Statement by the IMF Representative at the International Donors' Conference for Lebanon
August 31, 2006Stockholm, Sweden
August 31, 2006
1. On behalf of IMF management and staff, I would like to start by conveying to the Lebanese people our deep sympathy for the terrible toll the conflict has exacted on them and on the country. I would also like to thank the government of Sweden for hosting this conference and giving us an opportunity to provide our views on how we could help Lebanon in these testing times.
2. Given that only two weeks have elapsed since the ceasefire took effect, our understanding of the economic impact of the conflict is still evolving. What is clear, though, is that the relief and reconstruction effort that is needed to alleviate the suffering of the Lebanese people and rebuild the country is of a scale that Lebanon cannot shoulder on its own. As the international community mobilizes itself to assist the Lebanese government in this process, we at the IMF are ready to work closely with the Lebanese authorities and donors. In what follows, I will review the economic and financial impact of the conflict, and then discuss the macroeconomic policy challenges associated with the relief and recovery efforts.

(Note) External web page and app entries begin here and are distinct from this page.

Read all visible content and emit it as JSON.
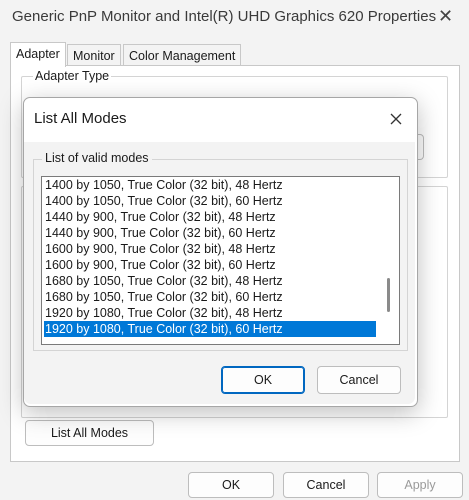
{
  "window": {
    "title": "Generic PnP Monitor and Intel(R) UHD Graphics 620 Properties"
  },
  "tabs": [
    "Adapter",
    "Monitor",
    "Color Management"
  ],
  "adapter": {
    "adapter_type_label": "Adapter Type",
    "list_all_modes_button": "List All Modes"
  },
  "footer": {
    "ok": "OK",
    "cancel": "Cancel",
    "apply": "Apply"
  },
  "dialog": {
    "title": "List All Modes",
    "group_label": "List of valid modes",
    "modes": [
      "1400 by 1050, True Color (32 bit), 48 Hertz",
      "1400 by 1050, True Color (32 bit), 60 Hertz",
      "1440 by 900, True Color (32 bit), 48 Hertz",
      "1440 by 900, True Color (32 bit), 60 Hertz",
      "1600 by 900, True Color (32 bit), 48 Hertz",
      "1600 by 900, True Color (32 bit), 60 Hertz",
      "1680 by 1050, True Color (32 bit), 48 Hertz",
      "1680 by 1050, True Color (32 bit), 60 Hertz",
      "1920 by 1080, True Color (32 bit), 48 Hertz",
      "1920 by 1080, True Color (32 bit), 60 Hertz"
    ],
    "selected_index": 9,
    "ok": "OK",
    "cancel": "Cancel"
  },
  "colors": {
    "selection": "#0078d7",
    "accent": "#0067c0"
  },
  "icons": [
    "close-icon",
    "dialog-close-icon"
  ]
}
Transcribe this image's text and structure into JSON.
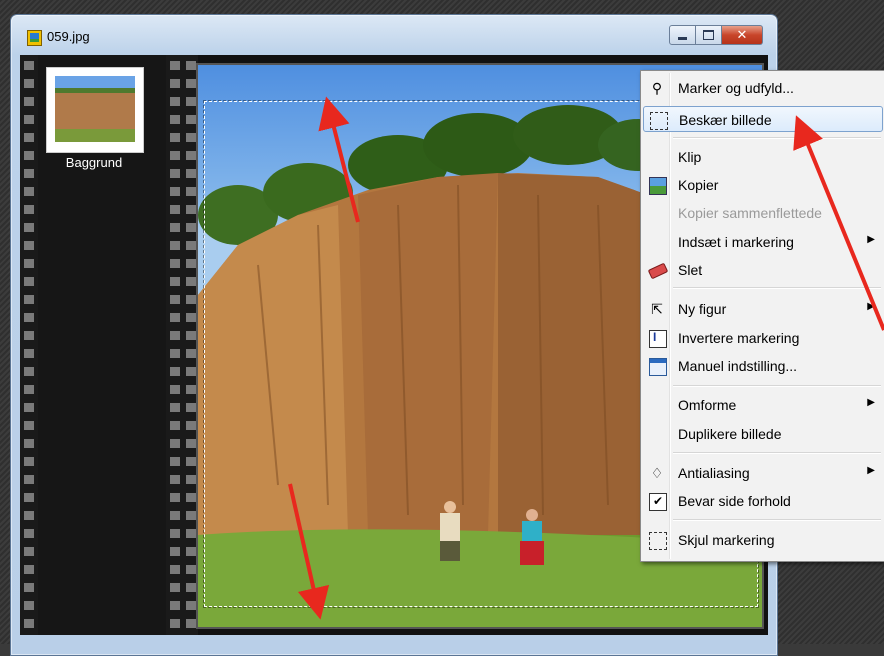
{
  "window": {
    "title": "059.jpg",
    "icon": "image-file-icon"
  },
  "layers": [
    {
      "label": "Baggrund"
    }
  ],
  "context_menu": {
    "items": [
      {
        "label": "Marker og udfyld...",
        "icon": "lasso-fill-icon"
      },
      {
        "label": "Beskær billede",
        "icon": "crop-icon",
        "highlighted": true
      },
      {
        "label": "Klip"
      },
      {
        "label": "Kopier",
        "icon": "copy-image-icon"
      },
      {
        "label": "Kopier sammenflettede",
        "disabled": true
      },
      {
        "label": "Indsæt i markering",
        "submenu": true
      },
      {
        "label": "Slet",
        "icon": "eraser-icon"
      },
      {
        "label": "Ny figur",
        "icon": "pointer-icon",
        "submenu": true
      },
      {
        "label": "Invertere markering",
        "icon": "invert-selection-icon"
      },
      {
        "label": "Manuel indstilling...",
        "icon": "dialog-icon"
      },
      {
        "label": "Omforme",
        "submenu": true
      },
      {
        "label": "Duplikere billede"
      },
      {
        "label": "Antialiasing",
        "icon": "drop-icon",
        "submenu": true
      },
      {
        "label": "Bevar side forhold",
        "icon": "checkbox-icon",
        "checked": true
      },
      {
        "label": "Skjul markering",
        "icon": "hide-selection-icon"
      }
    ]
  },
  "colors": {
    "arrow": "#e8281e",
    "highlight_border": "#7da2ce",
    "close_button": "#c8452a"
  }
}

3. Lebanon has suffered a substantial setback on the economic front, and it will take time and resources to recover from it. Real GDP, which was expected to grow by around 5 percent this year, will most likely contract in 2006. The cost in terms of economic activity and growth is likely to stretch well beyond 2006. Much productive capacity has been lost: we have heard of preliminary estimates of $3½ billion in infrastructure damage, to which one needs to add the impact of the massive displacement of the population, the exodus of many professionals, and possible private sector bankruptcies. It will also take time for Lebanon to resume its role as a premier regional center, providing tourism and financial services to the region, as well as high value added health, education and other business services.

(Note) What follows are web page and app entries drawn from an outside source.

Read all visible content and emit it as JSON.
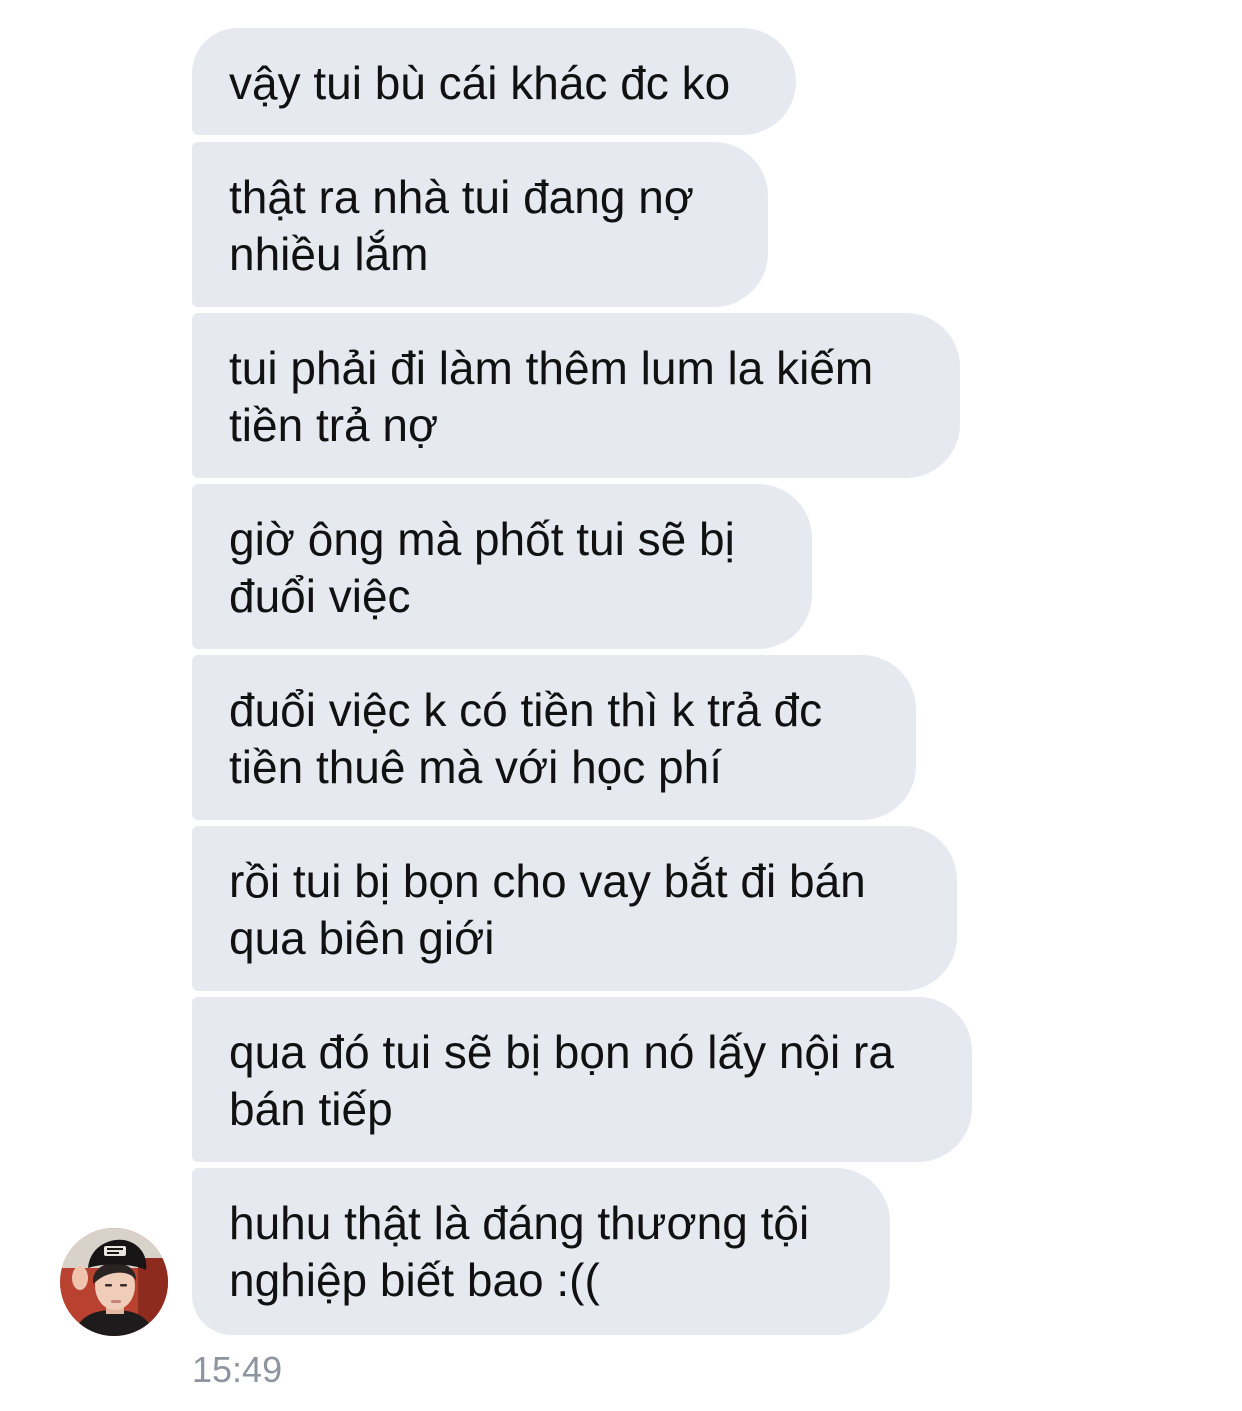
{
  "conversation": {
    "messages": [
      {
        "text": "vậy tui bù cái khác đc ko"
      },
      {
        "text": "thật ra nhà tui đang nợ\nnhiều lắm"
      },
      {
        "text": "tui phải đi làm thêm lum la kiếm\ntiền trả nợ"
      },
      {
        "text": "giờ ông mà phốt tui sẽ bị\nđuổi việc"
      },
      {
        "text": "đuổi việc k có tiền thì k trả đc\ntiền thuê mà với học phí"
      },
      {
        "text": "rồi tui bị bọn cho vay bắt đi bán\nqua biên giới"
      },
      {
        "text": "qua đó tui sẽ bị bọn nó lấy nội ra\nbán tiếp"
      },
      {
        "text": "huhu thật là đáng thương tội\nnghiệp biết bao :(("
      }
    ],
    "timestamp": "15:49",
    "sender_avatar_icon": "user-photo-avatar",
    "bubble_color": "#e6e9f0",
    "timestamp_color": "#8e94a0"
  }
}
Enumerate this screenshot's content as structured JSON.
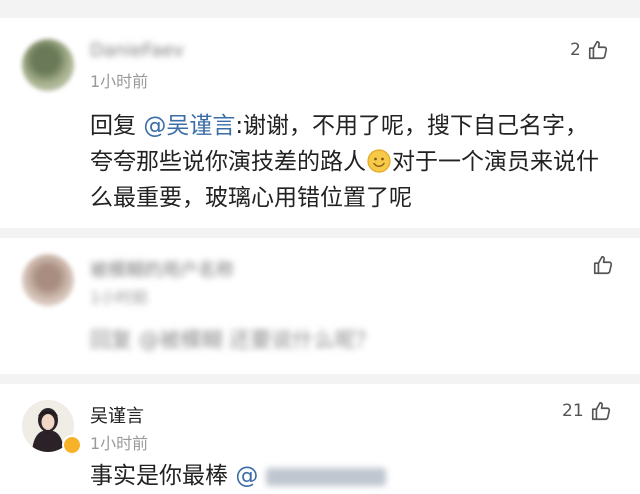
{
  "comments": [
    {
      "username": "DanieFaev",
      "time": "1小时前",
      "likes": "2",
      "reply_prefix": "回复",
      "mention": "@吴谨言",
      "text": ":谢谢，不用了呢，搜下自己名字，夸夸那些说你演技差的路人",
      "emoji": "smile-face-icon",
      "text_after": "对于一个演员来说什么最重要，玻璃心用错位置了呢"
    },
    {
      "username": "被模糊的用户名称",
      "time": "1小时前",
      "likes": "",
      "text": "回复 @被模糊 还要说什么呢？"
    },
    {
      "username": "吴谨言",
      "time": "1小时前",
      "likes": "21",
      "text": "事实是你最棒",
      "mention": "@"
    }
  ],
  "colors": {
    "mention": "#3b6ea8",
    "divider": "#f3f3f3",
    "verified": "#f6b32a"
  }
}
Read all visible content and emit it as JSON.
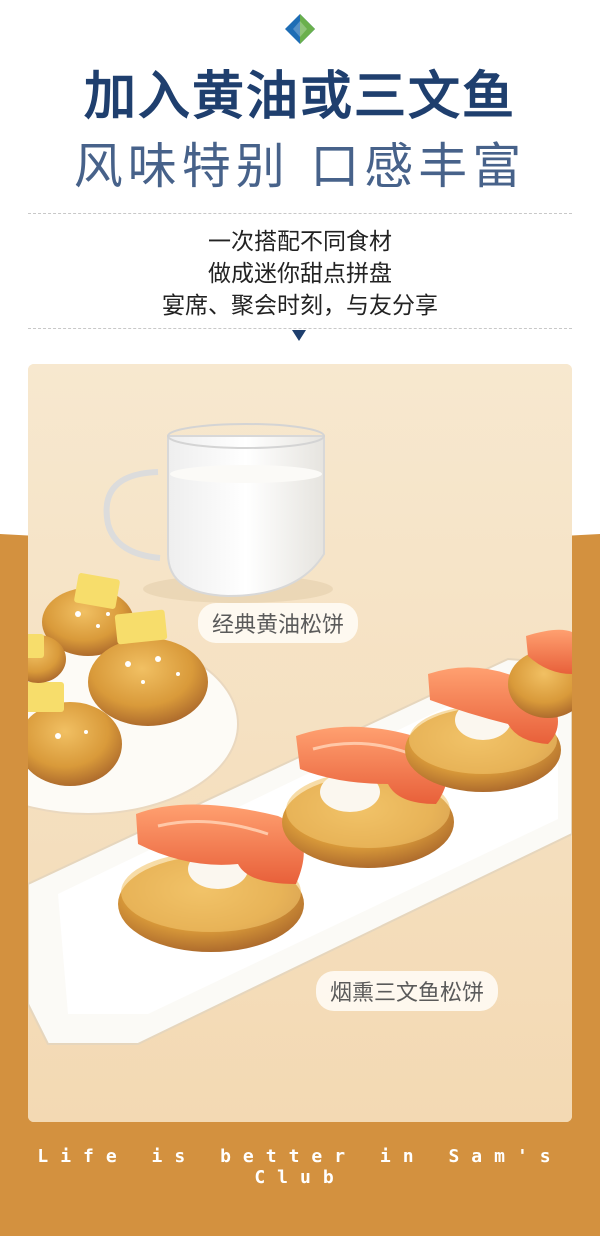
{
  "header": {
    "title_line1": "加入黄油或三文鱼",
    "title_line2": "风味特别 口感丰富"
  },
  "description": {
    "line1": "一次搭配不同食材",
    "line2": "做成迷你甜点拼盘",
    "line3": "宴席、聚会时刻，与友分享"
  },
  "photo": {
    "label_butter": "经典黄油松饼",
    "label_salmon": "烟熏三文鱼松饼"
  },
  "footer": {
    "slogan": "Life is better in Sam's Club"
  },
  "colors": {
    "title_navy": "#1f3f6e",
    "subtitle_blue": "#47628a",
    "band_orange": "#d3913f",
    "logo_blue": "#1e6db5",
    "logo_green": "#6ab04c"
  },
  "icons": {
    "brand_logo": "sams-club-diamond-icon",
    "divider_arrow": "triangle-down-icon"
  }
}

4. On the financial front, Lebanon has once again demonstrated remarkable resilience. The economy's large external financing needs have been met in recent years by large inflows of deposits into the Lebanese banking system, and a large scale reversal of these flows could have precipitated a financial crisis. However, private capital outflows have been relatively modest in comparison with the scale of the economic disruption. The ample liquidity cushion maintained by the central bank and commercial banks going into the crisis played an important role in preserving depositor confidence, as did the authorities' skillful handling of financial pressures. A significant added boost to confidence was given by the generous financial support of Saudi Arabia and Kuwait which deposited with the central bank $1 billion and $0.5 billion respectively, on top of $800 million they pledged toward reconstruction.
5. However, what was already a difficult budgetary and debt situation has been made much more precarious by the conflict. Government debt stood at 175 percent of GDP at end-2005, one of the highest ratios in the world. The conflict has made matters much worse. First, the war and the blockade have caused revenues to dry up almost completely. Second, as we have been discussing today, the government is facing massive expenditure needs for relief, recovery, and reconstruction. The resulting widening of the fiscal deficit will come at a time when market borrowing may prove quite expensive, if it can be mobilized at all at this stage.
6. A strong commitment by the international community to assist Lebanon in this difficult hour will be critical. Lebanon has repeatedly shown to the world its insurmountable spirit in the face of adversity, and we are seeing that once again. In addition to the early recovery assistance that is being addressed at this conference, Lebanon will need considerable and highly concessional external support for reconstruction, which the donor community will have the opportunity to discuss in the coming months. Without such assistance, there is a real risk that the combination of a growing government financing need, higher world interest rates, and lower GDP growth will cause Lebanon's debt to spiral up. The Fund will work closely with the Lebanese authorities and the donor community on the macroeconomic dimension of this international effort, and to help ensure that macroeconomic vulnerabilities related to the debt overhang are properly addressed in the recovery and reconstruction process.